- Opening Delimiter -

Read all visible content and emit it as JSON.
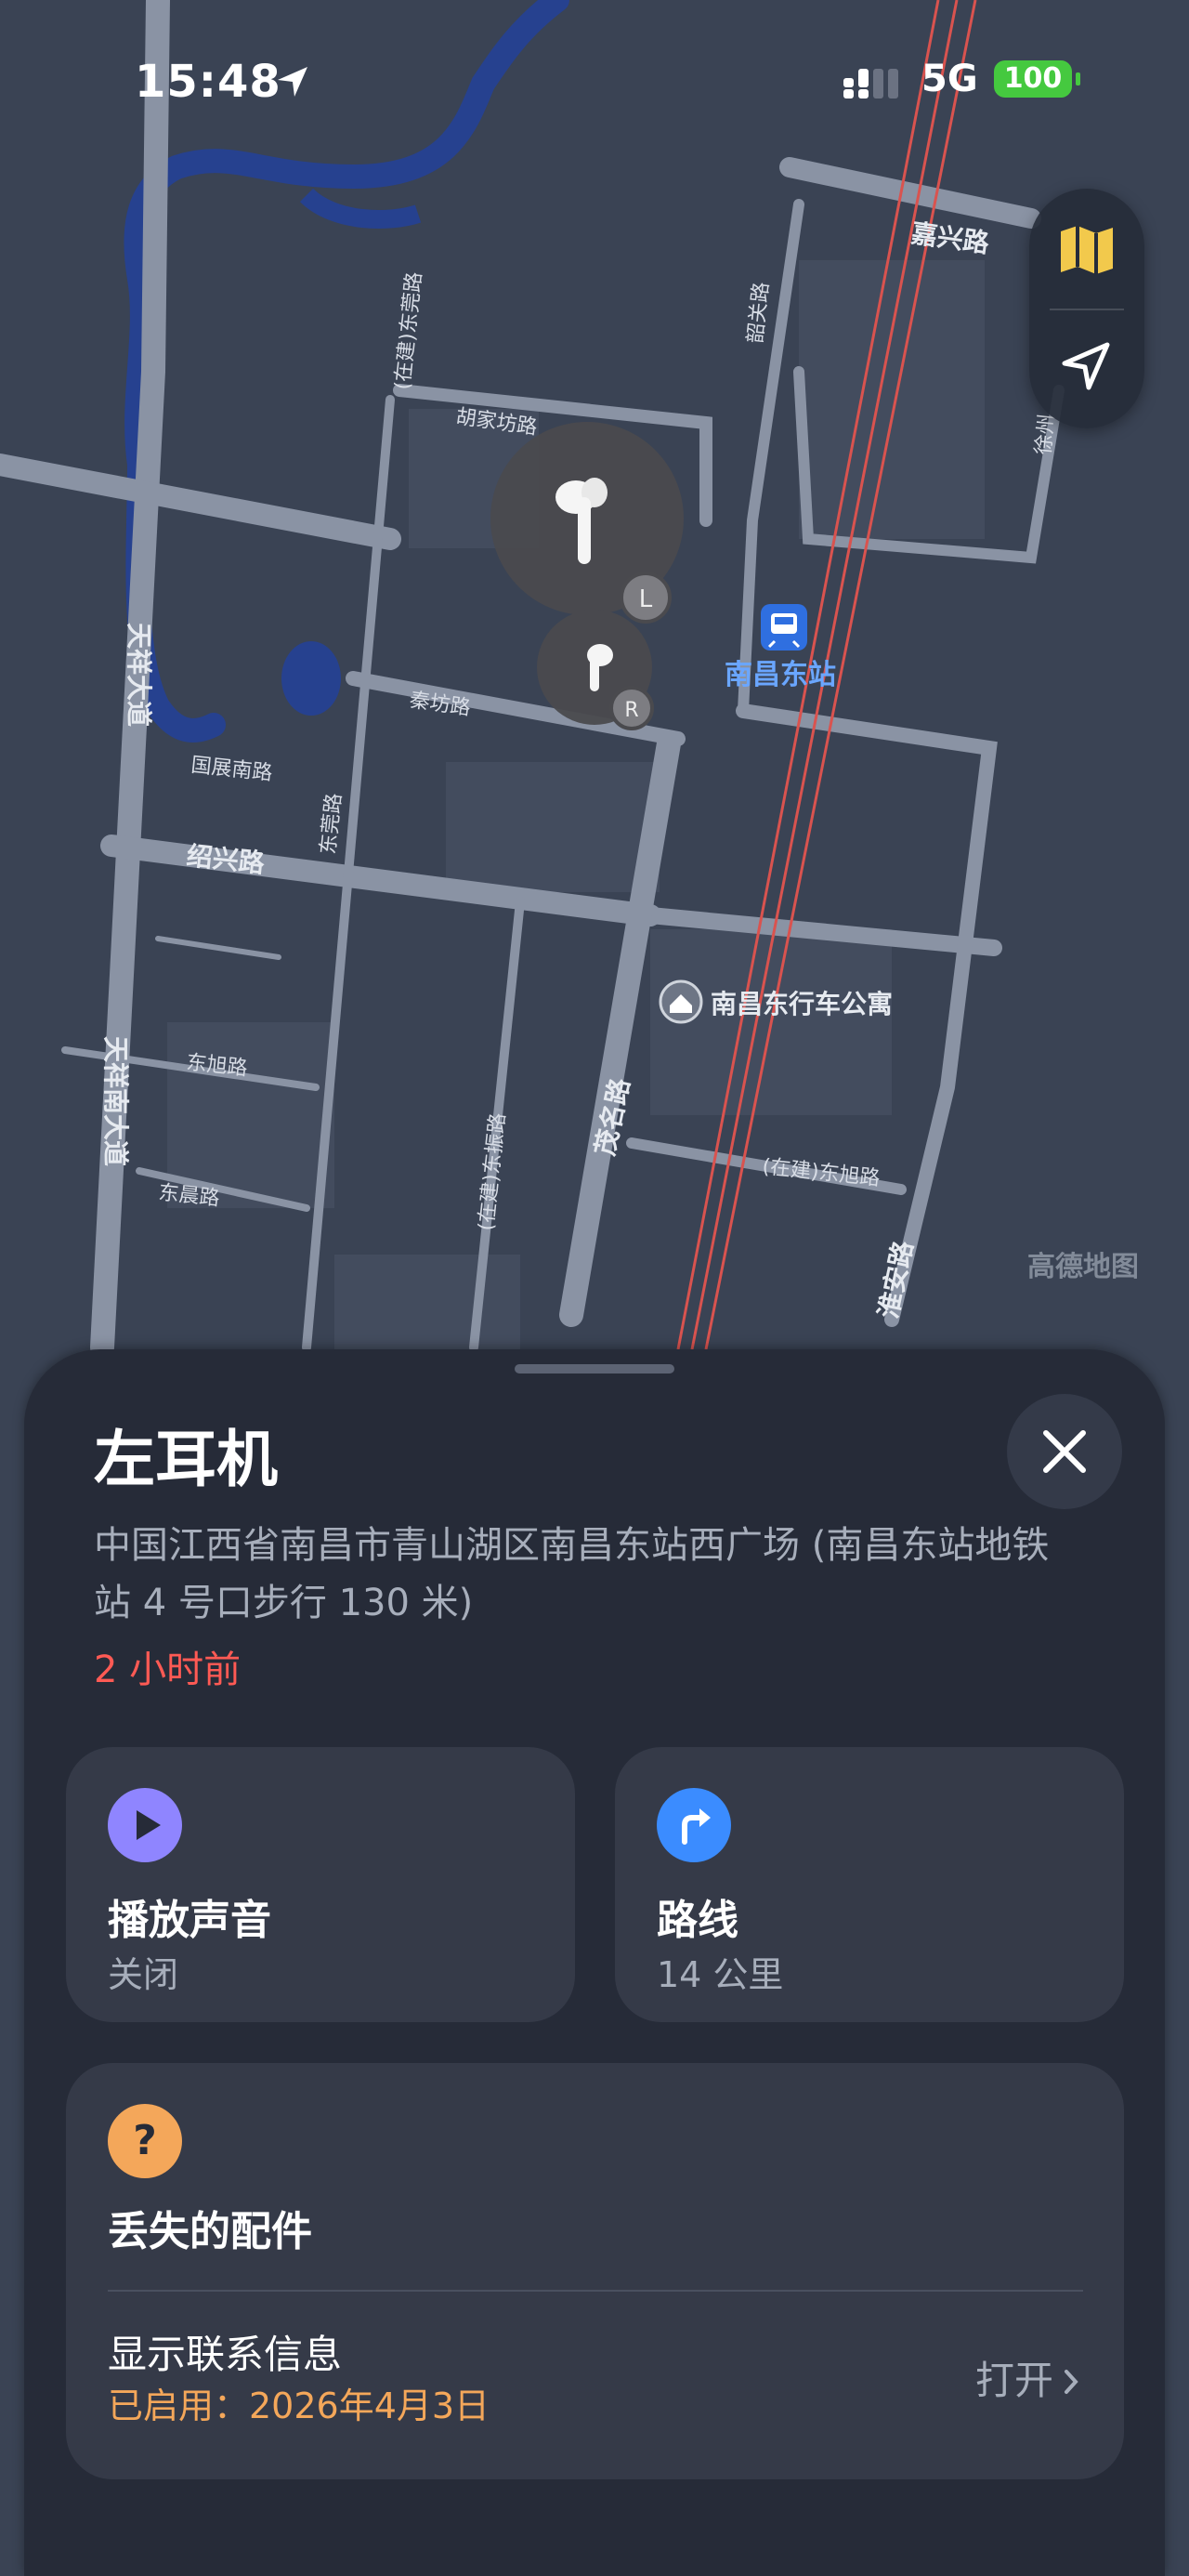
{
  "status_bar": {
    "time": "15:48",
    "network": "5G",
    "battery": "100"
  },
  "map": {
    "roads": {
      "jiaxing": "嘉兴路",
      "hujiafang": "胡家坊路",
      "qinfang": "秦坊路",
      "guozhannan": "国展南路",
      "shaoxing": "绍兴路",
      "tianxiang": "天祥大道",
      "tianxiang_south": "天祥南大道",
      "dongxu": "东旭路",
      "dongchen": "东晨路",
      "dongwan_building": "(在建)东莞路",
      "dongwan": "东莞路",
      "dongzhen_building": "(在建)东振路",
      "maoming": "茂名路",
      "huaian": "淮安路",
      "dongxu_building": "(在建)东旭路",
      "shaoxian": "韶关路",
      "xuzhou": "徐州"
    },
    "station": "南昌东站",
    "apartment": "南昌东行车公寓",
    "watermark": "高德地图",
    "earbud_left_badge": "L",
    "earbud_right_badge": "R"
  },
  "sheet": {
    "title": "左耳机",
    "address": "中国江西省南昌市青山湖区南昌东站西广场 (南昌东站地铁站 4 号口步行 130 米)",
    "time_ago": "2 小时前",
    "sound": {
      "label": "播放声音",
      "sub": "关闭"
    },
    "route": {
      "label": "路线",
      "sub": "14 公里"
    },
    "lost": {
      "label": "丢失的配件",
      "contact_label": "显示联系信息",
      "contact_sub": "已启用：2026年4月3日",
      "open": "打开"
    }
  },
  "icons": {
    "location_arrow": "location-arrow-icon",
    "map_toggle": "map-icon",
    "locate": "locate-icon",
    "close": "close-icon",
    "play": "play-icon",
    "route": "route-arrow-icon",
    "question": "question-icon",
    "chevron": "chevron-right-icon"
  },
  "colors": {
    "map_bg": "#3a4354",
    "road": "#8a93a4",
    "river": "#26418f",
    "rail": "#d9534f",
    "sheet_bg": "#262b38",
    "card_bg": "#353a48",
    "time_ago": "#ff5a54",
    "accent_orange": "#f4a75a",
    "battery": "#45c93f"
  }
}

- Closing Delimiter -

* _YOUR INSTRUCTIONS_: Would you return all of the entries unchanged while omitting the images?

* _RESPONSE_:
Read all visible content and emit it as JSON.
{
  "status_bar": {
    "time": "15:48",
    "network": "5G",
    "battery": "100"
  },
  "map": {
    "roads": {
      "jiaxing": "嘉兴路",
      "hujiafang": "胡家坊路",
      "qinfang": "秦坊路",
      "guozhannan": "国展南路",
      "shaoxing": "绍兴路",
      "tianxiang": "天祥大道",
      "tianxiang_south": "天祥南大道",
      "dongxu": "东旭路",
      "dongchen": "东晨路",
      "dongwan_building": "(在建)东莞路",
      "dongwan": "东莞路",
      "dongzhen_building": "(在建)东振路",
      "maoming": "茂名路",
      "huaian": "淮安路",
      "dongxu_building": "(在建)东旭路",
      "shaoxian": "韶关路",
      "xuzhou": "徐州"
    },
    "station": "南昌东站",
    "apartment": "南昌东行车公寓",
    "watermark": "高德地图",
    "earbud_left_badge": "L",
    "earbud_right_badge": "R"
  },
  "sheet": {
    "title": "左耳机",
    "address": "中国江西省南昌市青山湖区南昌东站西广场 (南昌东站地铁站 4 号口步行 130 米)",
    "time_ago": "2 小时前",
    "sound": {
      "label": "播放声音",
      "sub": "关闭"
    },
    "route": {
      "label": "路线",
      "sub": "14 公里"
    },
    "lost": {
      "label": "丢失的配件",
      "contact_label": "显示联系信息",
      "contact_sub": "已启用：2026年4月3日",
      "open": "打开"
    }
  },
  "icons": {
    "location_arrow": "location-arrow-icon",
    "map_toggle": "map-icon",
    "locate": "locate-icon",
    "close": "close-icon",
    "play": "play-icon",
    "route": "route-arrow-icon",
    "question": "question-icon",
    "chevron": "chevron-right-icon"
  },
  "colors": {
    "map_bg": "#3a4354",
    "road": "#8a93a4",
    "river": "#26418f",
    "rail": "#d9534f",
    "sheet_bg": "#262b38",
    "card_bg": "#353a48",
    "time_ago": "#ff5a54",
    "accent_orange": "#f4a75a",
    "battery": "#45c93f"
  }
}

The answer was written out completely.